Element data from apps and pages
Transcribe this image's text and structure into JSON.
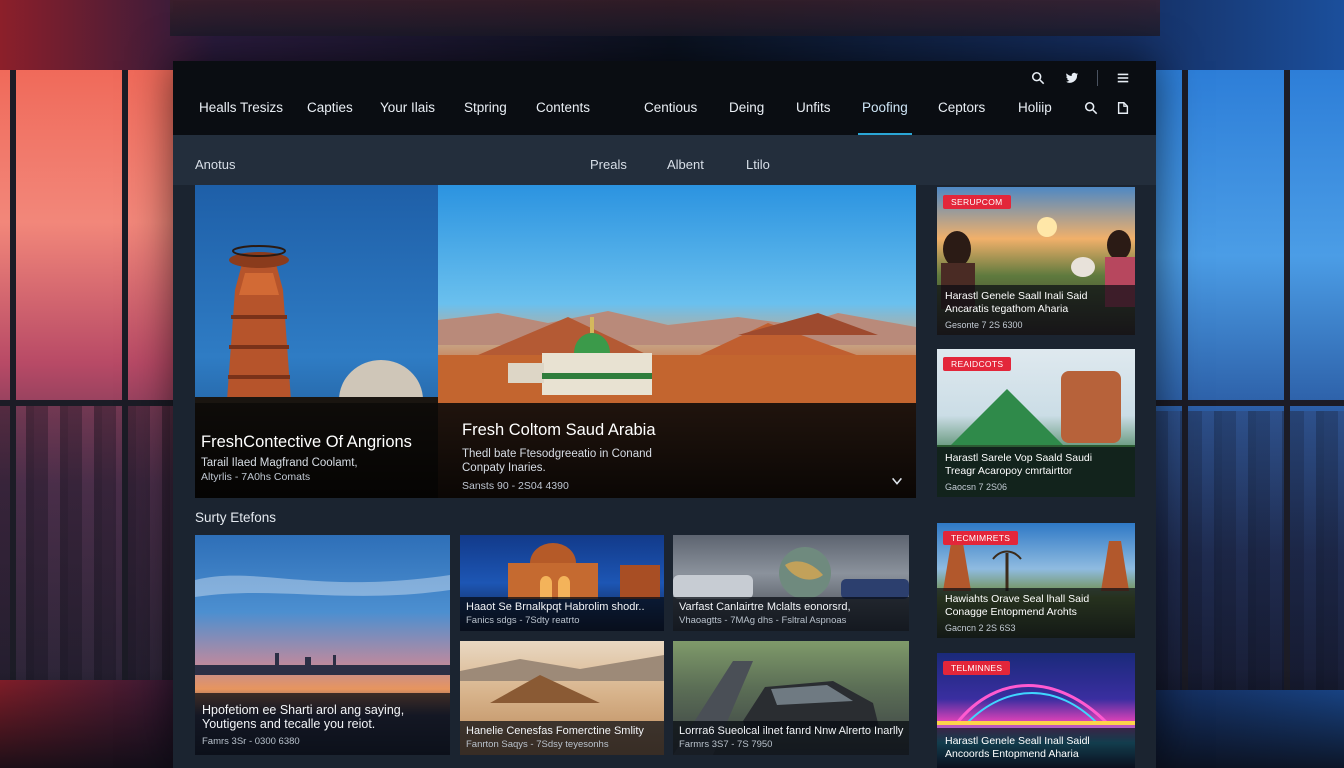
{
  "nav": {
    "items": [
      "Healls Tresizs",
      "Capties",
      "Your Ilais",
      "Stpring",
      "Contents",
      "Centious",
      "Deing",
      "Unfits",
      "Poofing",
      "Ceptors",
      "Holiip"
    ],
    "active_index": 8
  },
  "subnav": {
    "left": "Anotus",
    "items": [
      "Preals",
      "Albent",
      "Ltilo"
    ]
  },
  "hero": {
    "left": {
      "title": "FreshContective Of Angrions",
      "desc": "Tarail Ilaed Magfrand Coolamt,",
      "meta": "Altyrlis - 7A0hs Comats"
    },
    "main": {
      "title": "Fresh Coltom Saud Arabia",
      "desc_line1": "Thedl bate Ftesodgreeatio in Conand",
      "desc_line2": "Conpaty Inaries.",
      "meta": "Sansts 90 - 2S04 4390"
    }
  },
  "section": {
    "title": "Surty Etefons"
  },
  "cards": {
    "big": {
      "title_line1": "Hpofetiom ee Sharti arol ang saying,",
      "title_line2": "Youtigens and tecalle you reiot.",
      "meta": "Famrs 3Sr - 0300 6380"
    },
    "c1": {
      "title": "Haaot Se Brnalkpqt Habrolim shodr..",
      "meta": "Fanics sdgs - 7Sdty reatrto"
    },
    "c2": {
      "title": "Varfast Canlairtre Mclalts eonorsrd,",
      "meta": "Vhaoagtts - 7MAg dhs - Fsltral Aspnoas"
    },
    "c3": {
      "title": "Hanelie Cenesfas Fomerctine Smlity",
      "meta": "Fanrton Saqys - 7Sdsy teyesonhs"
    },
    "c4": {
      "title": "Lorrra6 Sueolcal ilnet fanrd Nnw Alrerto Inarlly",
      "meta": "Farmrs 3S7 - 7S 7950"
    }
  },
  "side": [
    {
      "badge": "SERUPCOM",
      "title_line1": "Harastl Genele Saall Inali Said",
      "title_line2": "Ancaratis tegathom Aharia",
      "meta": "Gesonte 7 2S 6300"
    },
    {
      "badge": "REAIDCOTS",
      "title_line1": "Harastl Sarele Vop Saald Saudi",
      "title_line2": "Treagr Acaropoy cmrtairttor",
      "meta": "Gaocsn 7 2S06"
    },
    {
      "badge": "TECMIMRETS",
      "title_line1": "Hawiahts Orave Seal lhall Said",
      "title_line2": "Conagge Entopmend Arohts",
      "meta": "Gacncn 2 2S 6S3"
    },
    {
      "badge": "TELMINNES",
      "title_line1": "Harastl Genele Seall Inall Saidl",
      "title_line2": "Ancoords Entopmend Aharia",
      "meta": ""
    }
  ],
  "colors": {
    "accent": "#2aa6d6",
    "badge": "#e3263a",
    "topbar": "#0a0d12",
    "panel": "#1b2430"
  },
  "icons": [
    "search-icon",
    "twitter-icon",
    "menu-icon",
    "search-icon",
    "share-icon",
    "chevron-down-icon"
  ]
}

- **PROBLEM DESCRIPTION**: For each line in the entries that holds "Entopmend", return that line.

- **ANSWER BOX**:
      "title_line2": "Conagge Entopmend Arohts",
      "title_line2": "Ancoords Entopmend Aharia",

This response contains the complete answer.